It's too soon to give up on updating South Carolina's 26-year-old sex education law. And there's no good reason to wait another year to pass legislation to do so.

Last week, a House subcommittee voted a discouraging 4-4 deadlock on a bill that would put some teeth in the current state sex ed protocol. It would require that health education teachers be certified to teach in that area. And it would clarify the way districts submit their health curricula for state scrutiny and support. At present, there is no standard, so students in many districts receive incomplete, and sometimes inaccurate, information about their sexual health.

Some advocates of teaching abstinence from sex as part of health curricula, say that educating children about preventing pregnancies only encourages students to have protected sex.

The law would not change a teacher's ability to teach abstinence. But it would retain the requirement that students be taught medically accurate information on how to prevent teen pregnancy and sexually transmitted diseases as part of the larger health curriculum.

While that has been part of the law for 26 years, it has been ignored or ineffectively handled in many districts where abstinence-only-until-marriage curricula are used.

And given that many teenagers do have sex and could benefit from knowing how to prevent pregnancy and disease, that instruction seems vital.

Some interpreted the recent subcommittee vote as a death knell for the bill. A tie vote is considered an "unfavorable report," which usually means it will just fade away.

But the full education committee could decide to take it up for debate anyway. And advocates for the bill believe that there is ample support among legislators to do so.

Indeed, several subcommittee members who voted "no" said they weren't necessarily opposed to the bill, but needed more time to review changes introduced at the 11th hour by Rep. Andy Patrick, R-Beaufort. Mr. Patrick's intent was to "perfect the language" of the bill, not to alter it substantially.

Surely no one in the S.C. House of Representatives wants teenagers in the state to engage in risky sex.
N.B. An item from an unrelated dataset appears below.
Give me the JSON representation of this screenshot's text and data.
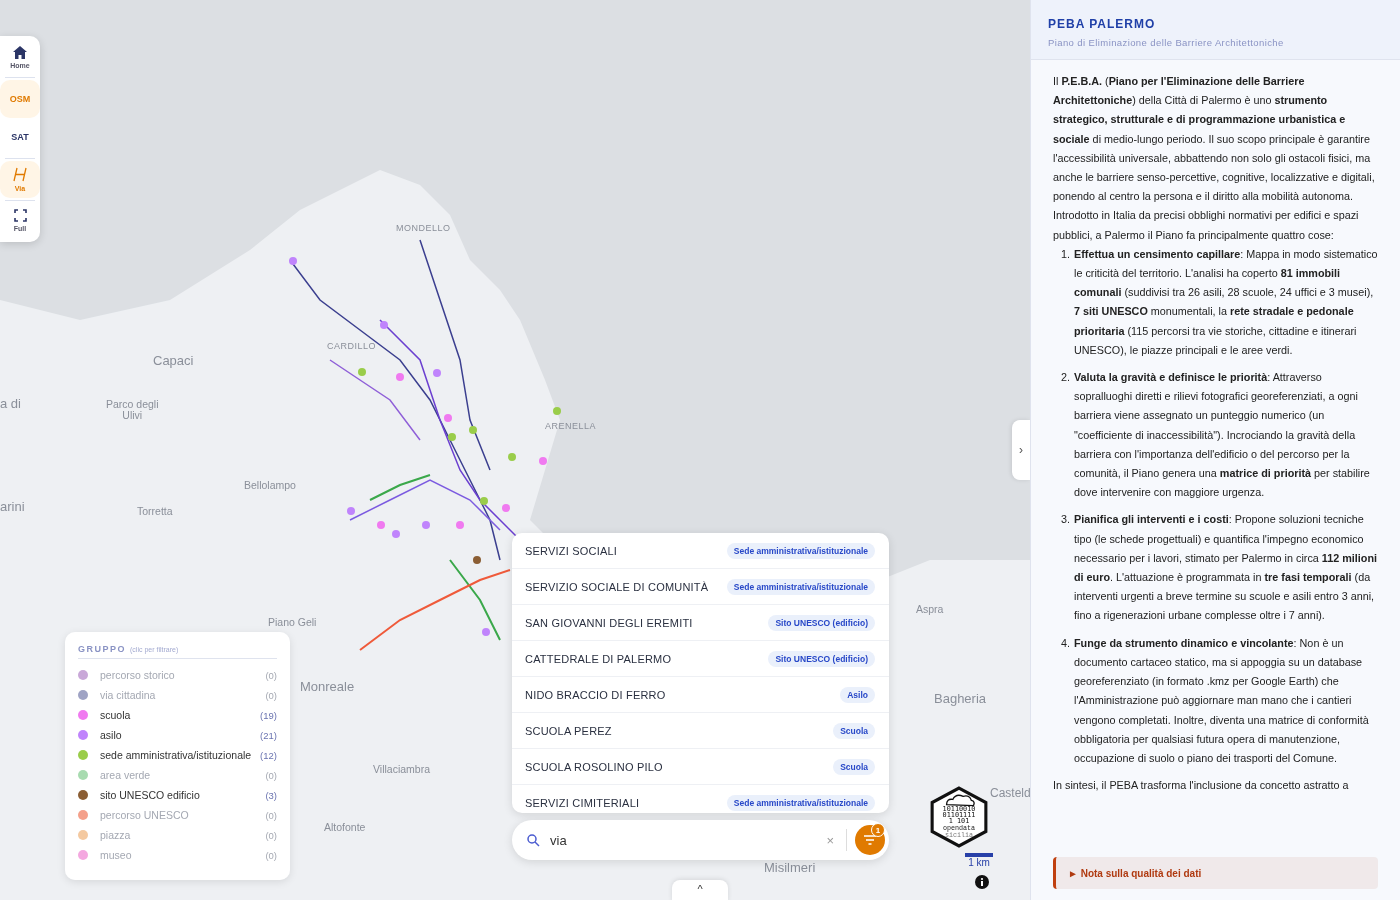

Surely all would like to see the number of teen pregnancies and sexually transmitted diseases curbed.

The bill, introduced in 2013 by Rep. Jenny Horne, R-Summerville, and Rep. B.R. Skelton, R-Six Mile, would equip the state's students with factual information about reproductive and sexual health so they can make responsible decisions.

Yes, that includes giving them thorough information about condoms. After all, that is one way to prevent pregnancies.

And surely we all want our teens to base serious decisions on factual information - in the context of worthy principles and moral values.